FWA supports state action to reduce water with reserves | New
The Friant Water Authority has, with reservations, declared its support for the state’s action related to the water supply from the Sacramento-San Joaquin Delta watershed.
The state’s Water Resources Control Board on Tuesday issued an emergency order that shut off water from the Sacramento-San Joaquin Delta watershed to thousands of water rights holders.
On Tuesday, the state council took emergency action to ban thousands of farmers, landowners and others from pumping water from the delta. The interim order will come into force on August 16. Those who continue to pump water from the watershed face fines.
The state council made the decision despite the fact that many irrigation districts said they did not have the authority to do so.
And while the FWA issued a statement in support of the state council’s action, it said the action should only be temporary. And the FWA also spoke of the âillegalâ diversion of delta water that serves to protect fish and environmental interests.
But despite the “illegal” diversion of water, FWA chief executive Jason Phillips said the FWA supported the actions of the state council with reservations, adding that it was essential that the water council the state protects the demands of the âsouthern deltaâ in this area. The FWA oversees the Friant-Kern Canal.

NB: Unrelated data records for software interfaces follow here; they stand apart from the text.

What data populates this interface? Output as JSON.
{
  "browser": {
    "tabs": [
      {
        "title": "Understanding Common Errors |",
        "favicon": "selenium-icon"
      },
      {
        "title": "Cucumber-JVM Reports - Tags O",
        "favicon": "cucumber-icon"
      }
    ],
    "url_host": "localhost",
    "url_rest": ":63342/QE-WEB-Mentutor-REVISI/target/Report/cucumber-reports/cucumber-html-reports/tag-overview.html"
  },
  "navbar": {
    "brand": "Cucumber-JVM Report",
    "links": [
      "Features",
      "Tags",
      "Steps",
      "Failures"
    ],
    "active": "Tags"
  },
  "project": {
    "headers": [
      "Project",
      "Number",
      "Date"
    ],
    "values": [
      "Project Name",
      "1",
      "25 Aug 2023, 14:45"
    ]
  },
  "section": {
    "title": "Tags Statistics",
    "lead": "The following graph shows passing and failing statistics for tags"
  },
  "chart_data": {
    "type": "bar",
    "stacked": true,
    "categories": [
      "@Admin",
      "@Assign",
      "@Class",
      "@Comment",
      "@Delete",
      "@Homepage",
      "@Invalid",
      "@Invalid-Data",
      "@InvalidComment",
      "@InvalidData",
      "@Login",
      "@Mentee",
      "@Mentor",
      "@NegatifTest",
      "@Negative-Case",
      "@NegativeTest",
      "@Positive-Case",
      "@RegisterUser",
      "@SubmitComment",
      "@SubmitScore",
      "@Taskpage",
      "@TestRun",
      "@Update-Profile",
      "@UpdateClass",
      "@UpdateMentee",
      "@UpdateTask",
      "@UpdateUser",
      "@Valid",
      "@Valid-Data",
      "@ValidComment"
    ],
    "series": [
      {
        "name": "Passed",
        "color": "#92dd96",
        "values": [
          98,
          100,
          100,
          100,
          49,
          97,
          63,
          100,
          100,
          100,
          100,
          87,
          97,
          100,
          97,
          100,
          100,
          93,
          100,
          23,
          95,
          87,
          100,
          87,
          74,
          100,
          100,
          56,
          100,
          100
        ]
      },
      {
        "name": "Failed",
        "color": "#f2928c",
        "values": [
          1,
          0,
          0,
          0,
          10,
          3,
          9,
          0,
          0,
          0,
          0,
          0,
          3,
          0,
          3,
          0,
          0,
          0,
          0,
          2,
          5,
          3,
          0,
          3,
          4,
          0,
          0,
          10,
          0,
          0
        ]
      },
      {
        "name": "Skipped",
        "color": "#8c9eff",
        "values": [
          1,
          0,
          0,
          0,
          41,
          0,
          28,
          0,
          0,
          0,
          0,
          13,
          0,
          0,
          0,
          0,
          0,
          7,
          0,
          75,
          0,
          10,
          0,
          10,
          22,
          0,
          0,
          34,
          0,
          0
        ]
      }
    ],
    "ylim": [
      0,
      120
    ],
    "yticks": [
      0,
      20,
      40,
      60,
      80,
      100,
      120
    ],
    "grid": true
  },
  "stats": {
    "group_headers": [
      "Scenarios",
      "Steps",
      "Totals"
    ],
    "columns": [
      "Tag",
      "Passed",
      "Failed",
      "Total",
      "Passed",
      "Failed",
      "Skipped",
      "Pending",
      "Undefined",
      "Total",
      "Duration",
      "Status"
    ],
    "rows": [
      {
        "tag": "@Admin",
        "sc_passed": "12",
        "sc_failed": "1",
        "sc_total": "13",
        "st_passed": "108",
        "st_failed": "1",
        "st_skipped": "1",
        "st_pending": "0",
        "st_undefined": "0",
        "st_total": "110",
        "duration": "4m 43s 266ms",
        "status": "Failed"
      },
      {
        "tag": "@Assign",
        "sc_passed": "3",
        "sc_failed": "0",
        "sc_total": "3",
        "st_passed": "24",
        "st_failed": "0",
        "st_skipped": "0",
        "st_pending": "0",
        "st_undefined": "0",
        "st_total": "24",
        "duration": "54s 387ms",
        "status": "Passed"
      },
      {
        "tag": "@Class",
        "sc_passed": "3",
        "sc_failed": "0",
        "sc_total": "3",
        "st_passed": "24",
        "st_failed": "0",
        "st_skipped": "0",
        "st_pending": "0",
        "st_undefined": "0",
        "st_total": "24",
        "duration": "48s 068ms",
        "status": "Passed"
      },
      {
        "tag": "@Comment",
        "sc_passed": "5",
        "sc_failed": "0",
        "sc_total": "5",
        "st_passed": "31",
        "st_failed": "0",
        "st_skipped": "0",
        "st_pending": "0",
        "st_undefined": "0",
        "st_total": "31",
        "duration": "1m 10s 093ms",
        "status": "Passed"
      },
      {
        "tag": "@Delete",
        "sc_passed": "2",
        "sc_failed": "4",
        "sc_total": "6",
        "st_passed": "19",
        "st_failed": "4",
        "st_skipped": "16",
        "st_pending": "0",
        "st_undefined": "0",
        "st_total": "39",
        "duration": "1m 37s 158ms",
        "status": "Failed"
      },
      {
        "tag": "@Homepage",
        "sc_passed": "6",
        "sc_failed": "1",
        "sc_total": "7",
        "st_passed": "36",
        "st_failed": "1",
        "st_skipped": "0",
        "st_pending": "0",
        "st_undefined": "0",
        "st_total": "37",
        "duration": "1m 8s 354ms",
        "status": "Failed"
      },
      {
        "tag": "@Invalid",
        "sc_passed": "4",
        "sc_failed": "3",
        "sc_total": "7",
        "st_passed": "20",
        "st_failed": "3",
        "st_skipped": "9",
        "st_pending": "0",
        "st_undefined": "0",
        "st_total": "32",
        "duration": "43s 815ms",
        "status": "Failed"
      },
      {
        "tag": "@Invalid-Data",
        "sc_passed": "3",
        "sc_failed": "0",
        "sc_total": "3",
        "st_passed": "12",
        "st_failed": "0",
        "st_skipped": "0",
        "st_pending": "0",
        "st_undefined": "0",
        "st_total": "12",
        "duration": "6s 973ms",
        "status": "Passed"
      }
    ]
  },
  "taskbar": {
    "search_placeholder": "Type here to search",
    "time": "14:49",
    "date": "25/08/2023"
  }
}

“This spring and summer, it became clear to many members of the California water community that federal and state draft water is stored in upstream reservoirs, and which is released to meet critical supply needs. in water and water quality for humans and the ecosystem, is largely diverted. illegally in the Delta, âPhillips said. “These diversions occur for weeks, if not months, at a time when there is little or no natural influx into the delta, which means that there is insufficient water supply available to support the legal diversions through the delta. Most of the water rights holders in the delta. “
Phillips went on to say that the state council’s decision seems “to some adding fuel to a fire.” But Phillips adds that the FWA thinks the move is “a first step in ensuring that these diversions without legal rights to an already limited water supply adhere to the state’s water rights system.”
Phillips went on to say that the state must protect the interests of this region. “In one of the driest water years on record in the entire state, it is critical that – at a minimum – the SWRCB protect this water which has been stored legally and should be used this year to respond.” storage needs and “southern delta demands.”
Phillips added “For this reason, the FWA supports the SWRCB in acting to exercise its responsibility to reduce these unauthorized diversions” to spray previously stored water.
But Phillips also said “until and unless hydrologic conditions require the emergency reductions to be extended,” the emergency order is expected to expire in late September.
Regarding “illegal” diversions, SJV Water reported at the Westlands Water District Board meeting on July 20 that there could be up to 4,000 CFS of additional flow in the delta if these derivations were stopped.
There are 5,000 people and entities who have won 9,000 rights to the water entering the delta. These rights were issued after 1914. Many other rights were issued before 1914.
There are 9,000 rights over river water entering the delta held by 5,000 different people or entities, said Water Board director Sobeck. And these are only the rights issued by the council after 1914. There are also countless other rights issued before 1914.